While buying insurance with a Put is a perfect risk mitigator for many people in Scenarios 1, 2, and even 3, sometimes there is a need to produce income or reduce the cost of the Put insurance. You can fulfill this need by writing (selling) Covered Calls, also known as being short the Call.
The Covered Call
Recall that, when we bought the Put, we purchased the right to do something: the right to sell our shares to someone else at a certain price. Now, by selling a Call we are selling someone else the right to do something: the right to buy shares from us. The owner of the Call has the right to purchase our shares at the strike price. And, as you may suspect, the other party would only exercise their right if the stock price rises above the Strike price.
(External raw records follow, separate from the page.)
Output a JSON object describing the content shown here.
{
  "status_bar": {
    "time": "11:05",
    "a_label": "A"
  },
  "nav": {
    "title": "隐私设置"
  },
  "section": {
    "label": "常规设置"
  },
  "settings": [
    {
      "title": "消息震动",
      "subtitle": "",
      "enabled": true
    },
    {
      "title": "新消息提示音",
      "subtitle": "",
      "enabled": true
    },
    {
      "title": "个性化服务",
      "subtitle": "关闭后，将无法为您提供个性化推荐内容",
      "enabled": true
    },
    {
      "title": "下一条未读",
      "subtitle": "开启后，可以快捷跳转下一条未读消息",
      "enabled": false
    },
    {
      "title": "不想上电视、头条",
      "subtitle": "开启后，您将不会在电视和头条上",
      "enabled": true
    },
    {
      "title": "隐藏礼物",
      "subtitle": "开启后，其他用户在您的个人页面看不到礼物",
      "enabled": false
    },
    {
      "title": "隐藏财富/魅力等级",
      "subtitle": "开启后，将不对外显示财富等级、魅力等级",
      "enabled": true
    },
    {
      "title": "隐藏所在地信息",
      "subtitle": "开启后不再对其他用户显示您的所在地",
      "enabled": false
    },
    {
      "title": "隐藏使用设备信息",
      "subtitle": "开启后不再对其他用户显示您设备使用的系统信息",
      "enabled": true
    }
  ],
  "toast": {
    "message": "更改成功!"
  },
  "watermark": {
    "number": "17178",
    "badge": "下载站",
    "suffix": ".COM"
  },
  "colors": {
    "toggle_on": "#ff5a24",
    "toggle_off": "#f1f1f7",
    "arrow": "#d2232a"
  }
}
For our example, we will assume that the employee sold a January 2022 Call with a strike of $250 for $10. Because the employee is the seller, they will receive the premium, which is $10 in this case. That is how employees can produce an income using their options. This income could be used to offset some tax liability or reduce financial risk. Going back to our graph, you can see that writing Calls does not have the same downside protection as a Put. The downside with a Call is the current market price of the stock minus the premium received from selling the Call because the stock could decrease to zero. Therefore, the downside with the Put is the strike price minus the cost.
The biggest reason why many clients do not like Covered Calls is that their upside is limited. If the stock price rises to the moon, the shares will certainly be called away. If you write Covered Calls, you must be comfortable giving up the shares at the chosen strike price.
Another issue with writing Covered Calls is that they most often must be covered (as the name suggests), meaning that you actually have to own the shares before writing them. As I mentioned before, if you own NSOs or RSUs, these are not yet actual shares of stock. And, even if you do have shares delivered because of your equity comp, they could be locked up with your company’s custodian. External brokerage houses will not recognize these shares as eligible for writing Calls. If you do not have the shares, the written Calls would be classified as Naked. There are very few things riskier than Naked Calls, and their downside is almost unlimited. If the stock rises to the moon, you will suffer losses all the way up, minus the premium you received from selling the Calls.
As the stock rises, the brokerage house will not let the paper loss continue forever. There are Margin Requirements in place which could force the client to close out the position or bring in more cash, locking in the losses. Like our discussion of the tax implications of hedging, we do not have time to get too far into how Margin works, but I suggest you handle any trading done on Margin with care.
The Zero-Cost Collar
At this point, you may have already synthesized the Put and Call together and predicted our next tactic: the Zero-Cost Collar. This strategy uses the proceeds from the Call sale to pay for the Put, thus creating the Zero-Cost (Costless) Collar. Building upon our previous examples, the diagram for the Collar would look something like this:
If the Put and Call each cost $10, the prices cancel each other out, and this hedge is costless. If the stock drops, the Put ensures that the employee will get $200; if the stock climbs, the employee participates in the gain up until a value of $250, at which point the shares would most likely be called away. Assuming that the tax and constructive sale implications play a relatively small factor, this strategy could be a great option (pun intended) for our lake-country wannabe. As always, Collars are a complicated strategy, so please consult a financial professional before using a Zero-Cost Collar.
Before selecting any hedging or diversification option, be sure to investigate all of the potential choices. In future blog posts, we will cover many of these strategies, including, but not limited to, Exchange Funds, Donor Advised Funds, Prepaid Variable Forwards, and Stock Protection Trusts.